Predictive modeling underlies this method. Using advanced multivariate models that can identify nonlinear relationships between market drivers, commercial teams test multiple market scenarios, pulling in data from internal and external sources to enrich their analyses. Once they discern which target portfolio performs best across a range of likely conditions, teams use optimization models to construct specific contract terms. These tools are adaptive, and most are automatable, which may make it easier for commercial teams to adjust recommendations and update contract negotiations in near-real time. These tools can also help leaders identify when contracts dip into noncompliance, enabling them to suggest potential remedies and engage proactively with customers.
For example, a North American chemicals producer set up a pricing center of excellence, staffed with data scientists, data engineers, and other technologists, to develop advanced decision-support tools for commercial teams.
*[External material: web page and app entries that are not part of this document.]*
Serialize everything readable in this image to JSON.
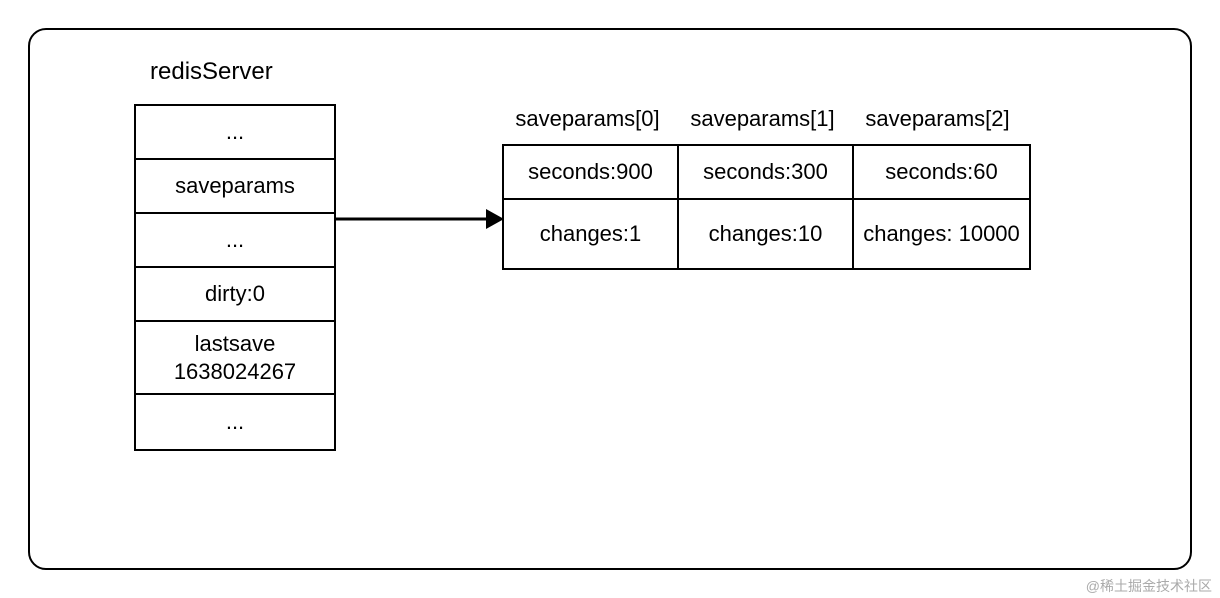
{
  "struct": {
    "title": "redisServer",
    "rows": {
      "r0": "...",
      "r1": "saveparams",
      "r2": "...",
      "r3": "dirty:0",
      "r4a": "lastsave",
      "r4b": "1638024267",
      "r5": "..."
    }
  },
  "array": {
    "labels": {
      "l0": "saveparams[0]",
      "l1": "saveparams[1]",
      "l2": "saveparams[2]"
    },
    "cells": {
      "c00": "seconds:900",
      "c01": "seconds:300",
      "c02": "seconds:60",
      "c10": "changes:1",
      "c11": "changes:10",
      "c12": "changes: 10000"
    }
  },
  "watermark": "@稀土掘金技术社区"
}
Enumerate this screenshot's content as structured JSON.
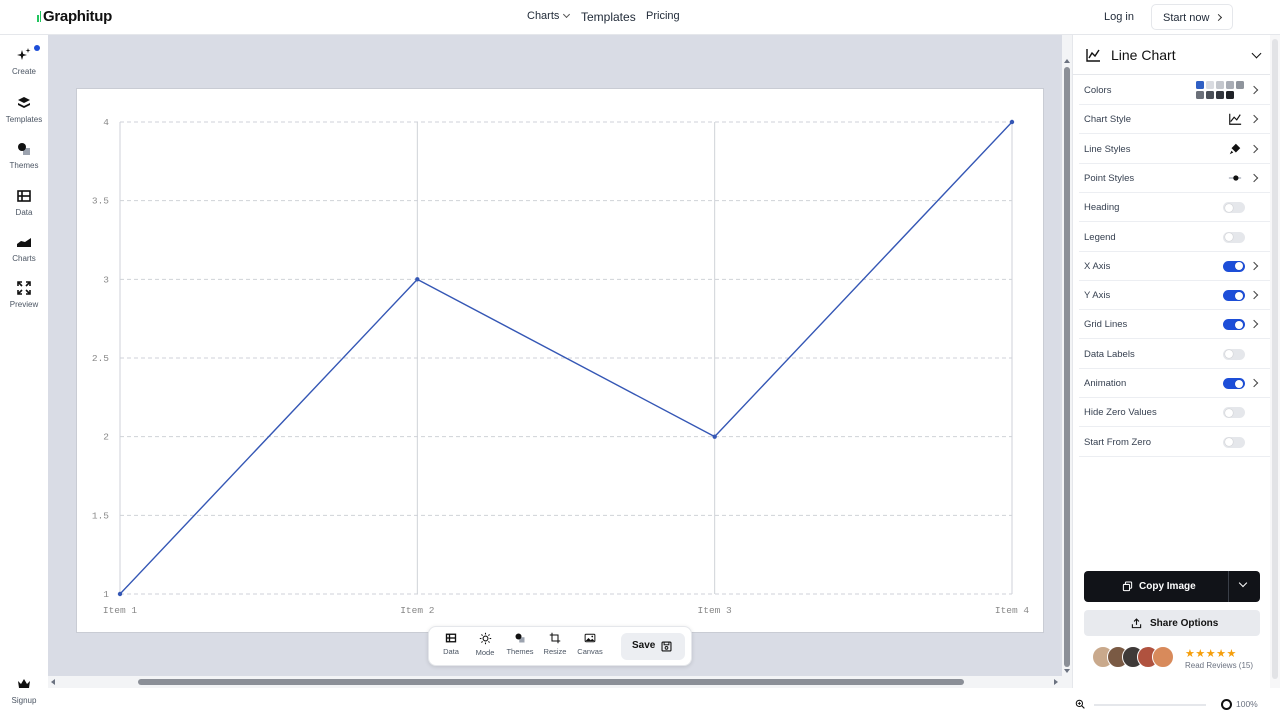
{
  "app": {
    "logo_text": "Graphitup"
  },
  "nav": {
    "charts": "Charts",
    "templates": "Templates",
    "pricing": "Pricing",
    "login": "Log in",
    "start_now": "Start now"
  },
  "leftbar": {
    "items": [
      {
        "label": "Create",
        "icon": "sparkle-icon"
      },
      {
        "label": "Templates",
        "icon": "layers-icon"
      },
      {
        "label": "Themes",
        "icon": "shapes-icon"
      },
      {
        "label": "Data",
        "icon": "table-icon"
      },
      {
        "label": "Charts",
        "icon": "area-chart-icon"
      },
      {
        "label": "Preview",
        "icon": "expand-icon"
      }
    ],
    "signup": "Signup"
  },
  "toolbar": {
    "items": [
      {
        "label": "Data",
        "icon": "table-icon"
      },
      {
        "label": "Mode",
        "icon": "sun-icon"
      },
      {
        "label": "Themes",
        "icon": "shapes-icon"
      },
      {
        "label": "Resize",
        "icon": "crop-icon"
      },
      {
        "label": "Canvas",
        "icon": "image-icon"
      }
    ],
    "save": "Save"
  },
  "panel": {
    "title": "Line Chart",
    "rows": [
      {
        "label": "Colors",
        "control": "swatches",
        "chevron": true
      },
      {
        "label": "Chart Style",
        "control": "line-icon",
        "chevron": true
      },
      {
        "label": "Line Styles",
        "control": "brush-icon",
        "chevron": true
      },
      {
        "label": "Point Styles",
        "control": "point-icon",
        "chevron": true
      },
      {
        "label": "Heading",
        "control": "toggle",
        "on": false,
        "chevron": false
      },
      {
        "label": "Legend",
        "control": "toggle",
        "on": false,
        "chevron": false
      },
      {
        "label": "X Axis",
        "control": "toggle",
        "on": true,
        "chevron": true
      },
      {
        "label": "Y Axis",
        "control": "toggle",
        "on": true,
        "chevron": true
      },
      {
        "label": "Grid Lines",
        "control": "toggle",
        "on": true,
        "chevron": true
      },
      {
        "label": "Data Labels",
        "control": "toggle",
        "on": false,
        "chevron": false
      },
      {
        "label": "Animation",
        "control": "toggle",
        "on": true,
        "chevron": true
      },
      {
        "label": "Hide Zero Values",
        "control": "toggle",
        "on": false,
        "chevron": false
      },
      {
        "label": "Start From Zero",
        "control": "toggle",
        "on": false,
        "chevron": false
      }
    ],
    "swatch_colors": [
      "#2f5fc4",
      "#d9dbe0",
      "#c4c7cd",
      "#a9adb5",
      "#8f949c",
      "#6b7079",
      "#4b5058",
      "#33373e",
      "#1f2227"
    ],
    "copy_image": "Copy Image",
    "share_options": "Share Options",
    "stars": "★★★★★",
    "reviews": "Read Reviews (15)"
  },
  "status": {
    "zoom": "100%"
  },
  "colors": {
    "accent": "#1d4ed8",
    "line": "#3557b5",
    "canvas_bg": "#d9dce5"
  },
  "chart_data": {
    "type": "line",
    "categories": [
      "Item 1",
      "Item 2",
      "Item 3",
      "Item 4"
    ],
    "series": [
      {
        "values": [
          1,
          3,
          2,
          4
        ]
      }
    ],
    "yticks": [
      "1",
      "1.5",
      "2",
      "2.5",
      "3",
      "3.5",
      "4"
    ],
    "ylim": [
      1,
      4
    ],
    "title": "",
    "xlabel": "",
    "ylabel": "",
    "grid": true,
    "legend": false
  }
}
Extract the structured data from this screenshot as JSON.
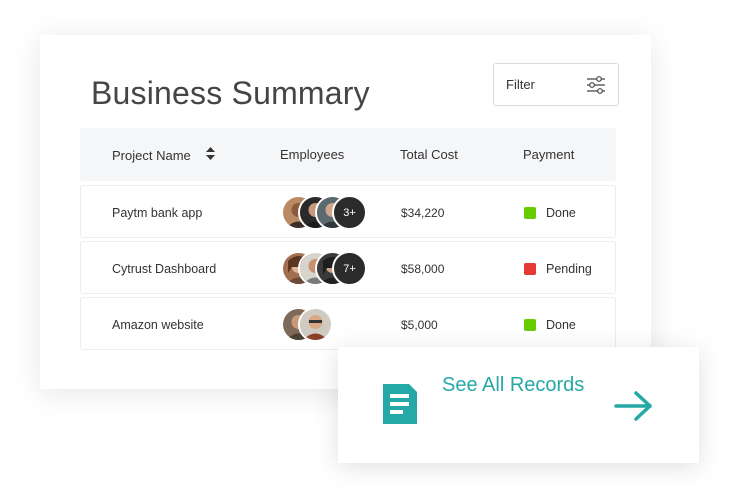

One of the first instruments they created was a portfolio simulation model. Testing it with one business revealed that shifting to market-driven prices instead of the cost-plus contracts they had been using had the potential to improve margin run rates by 4 to 5 percent without changing the company’s risk profile. Those insights shaped an action plan for an upcoming round of negotiations with customers. Within two months, the business unit’s earnings increased by 1 percent.
Improvements like these don’t need to involve a multiyear transformation. Instead, organizations we have worked with have been able to capture 2 to 4 percent upside, on average, by shifting to a balanced-portfolio approach, focusing first on the basics, then refining and expanding from there (Exhibit 2).
Five steps to consider
Becoming a data-driven commercial organization is a journey, but there are a few elements that manufacturers may consider putting in place to get started:
- Evaluate and consider revamp of existing contracts. Manufacturers that have a material portion of sales volume tied up in long-term contracts (longer than six months) may consider recrafting those agreements based on their organization’s goals for growing earnings, improving competitiveness, and optimizing profitability.
- Get in on AI/ML. Companies may have challenges gaining the pricing intelligence they need without robust data-and-analytics capabilities. leading data scientist teams can develop these models and data pipelines from scratch, and external models are also available for use across industry situations and technology environments.
- Integrate existing processes. Consider cutting slow-moving steps. Commercial teams at one petrochemical company, for example, used to have to run a gauntlet of meetings involving hundreds of slides to come up with pricing. By integrating insights into user-friendly digital dashboards, the company has lowered pricing response time from days to hours.
- Say yes to agile teaming. The most effective commercial teams pool expertise from across the business, bringing pricing, analytics, and product specialists together to improve the speed and quality of decision making.
- Upskill for the future. Portfolio modeling is a data- and analytics-intensive exercise. Many manufacturers may want to augment their capabilities in this area. Manufacturers can inventory their talent pool to find out where reskilling can close the skills gap and where new hires may be needed.
While slower movers may be more at the mercy of market forces, manufacturers that create dynamic portfolios aligned with their risk-and-returns objectives may better set themselves on a path to optimal performance. These are the companies that may find themselves going from playing the odds to turning them in their favor.